What will be done with the millions of tons of used wind turbine blades that will have to be disposed of over the next few decades? In the United States, Veolia and General Electric are developing an innovative solution involving the cement industry.
Veolia is successfully recovering more than 90% of the weight of wind turbine blades.
Wind power is on the upswing. More than 22,000 new wind turbines were erected around the world in 2019. According to the Global Wind Energy Council (GWEC), with more and more countries turning to this carbon-free energy source to reduce their greenhouse gas emissions, global installed wind power capacity is expected to rise to 71.3 GW in 2020.
Simultaneously, large numbers of the first-generation wind turbines installed in Europe and North America at the end of the 20th century, are coming to the end of service (the average life of a wind turbine is 20 years).
However, although according to Ademe their carbon footprint is good, wind turbines are difficult to recycle - especially the blades which may be as much as 30 meters long and are made of composite materials, mostly fiberglass.
The University of Cambridge estimates that there will be 43 million tons of used blades by 2050. Without proper management, they are likely to pile up in landfills.
For several years now Veolia has been working hard to find solutions that will give these blades a second life. In 2020, Veolia North America (VNA) made a breakthrough and signed a contract with GE Renewable Energy to recycle blades as part of "revamping"(replacement of certain parts) and "repowering" (dismantling) operations on the onshore wind farms run by General Electric's US subsidiary.
Co-treatment in cement kilns
In addition to recovering energy, the contract involves transforming the blades into a raw material that - thanks to cement kiln co-processing - can be used in cement manufacturing.
“We came up with the idea of analyzing the composition of a wind turbine blade to see if anything in its composition could be used inr other applications," says Bob Cappadona, COO of VNA's Environmental Solutions and Services division. “What we found was that some of the materials were also used in cement."
From there," he continues, "we were able to develop a solution and build partnerships with a network of cement manufacturers interested in using wind turbine blades as an alternative raw material. Now the blades are no longer just shredded and burnt to recover heat, but are in addition transformed into raw materials and fed into the cement manufacturing process."

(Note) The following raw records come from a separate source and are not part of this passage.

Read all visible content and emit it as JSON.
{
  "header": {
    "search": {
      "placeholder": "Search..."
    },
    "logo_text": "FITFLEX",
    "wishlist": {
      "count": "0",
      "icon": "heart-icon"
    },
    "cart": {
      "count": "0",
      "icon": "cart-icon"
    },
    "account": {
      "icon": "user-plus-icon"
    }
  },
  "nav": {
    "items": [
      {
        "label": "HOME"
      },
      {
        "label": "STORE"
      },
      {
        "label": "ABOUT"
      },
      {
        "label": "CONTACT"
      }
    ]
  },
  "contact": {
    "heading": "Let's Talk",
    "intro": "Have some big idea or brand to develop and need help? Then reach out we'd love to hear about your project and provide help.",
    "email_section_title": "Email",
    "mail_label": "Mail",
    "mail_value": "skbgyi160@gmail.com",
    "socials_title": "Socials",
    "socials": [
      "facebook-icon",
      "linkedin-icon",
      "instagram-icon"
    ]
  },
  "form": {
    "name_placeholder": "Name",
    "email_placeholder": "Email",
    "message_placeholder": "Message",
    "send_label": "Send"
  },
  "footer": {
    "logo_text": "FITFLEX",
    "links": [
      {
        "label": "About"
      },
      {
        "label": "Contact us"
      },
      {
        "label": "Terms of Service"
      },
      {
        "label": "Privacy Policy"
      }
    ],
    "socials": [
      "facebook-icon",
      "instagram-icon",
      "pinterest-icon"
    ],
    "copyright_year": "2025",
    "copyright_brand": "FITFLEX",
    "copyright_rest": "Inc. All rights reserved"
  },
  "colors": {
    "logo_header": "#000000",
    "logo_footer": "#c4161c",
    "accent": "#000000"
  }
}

The recycling process starts in the field, on the wind farms. Once removed from the wind turbines, the blades are cut and loaded onto trucks that take them to a site where powerful machines shred them into smaller pieces. These pieces are then transported to a Veolia plant in Missouri, where they are further shredded until they are the size of small pebbles.
“We have to apply a very specific recipe," explains Bob Cappadona. "We have a range of shredding and grinding equipment that allows us to reduce the blades to acceptable sizes and shapes for going into the cement kilns."
Thanks to this process, Veolia is managing to recover more than 90% of the weight of the blades: 65% in the form of a raw material, replacing sand, clay and other materials, and 28% as an alternative fuel, replacing coal to provide the energy needed for the chemical reaction in the cement kiln. The cement produced in this way has exactly the same properties as traditional cement.
By recycling decommissioned blades in this way, Veolia and GE Renewable Energy are providing both a solution to the problem of end-of-life wind turbine management and valuable assistance to cement manufacturers trying to reduce their carbon footprint.
An environmental impact analysis conducted by Quantis U.S., a sustainable development consulting firm, estimates that recycling the blades by co-processing in cement kilns would reduce CO2 emissions by 27%.
Under the contract, which is unique in the U.S. wind industry, Veolia and GE Renewable Energy plan to recycle thousands of wind turbine blades over the coming years.
CREDIT: Main picture © Veolia North America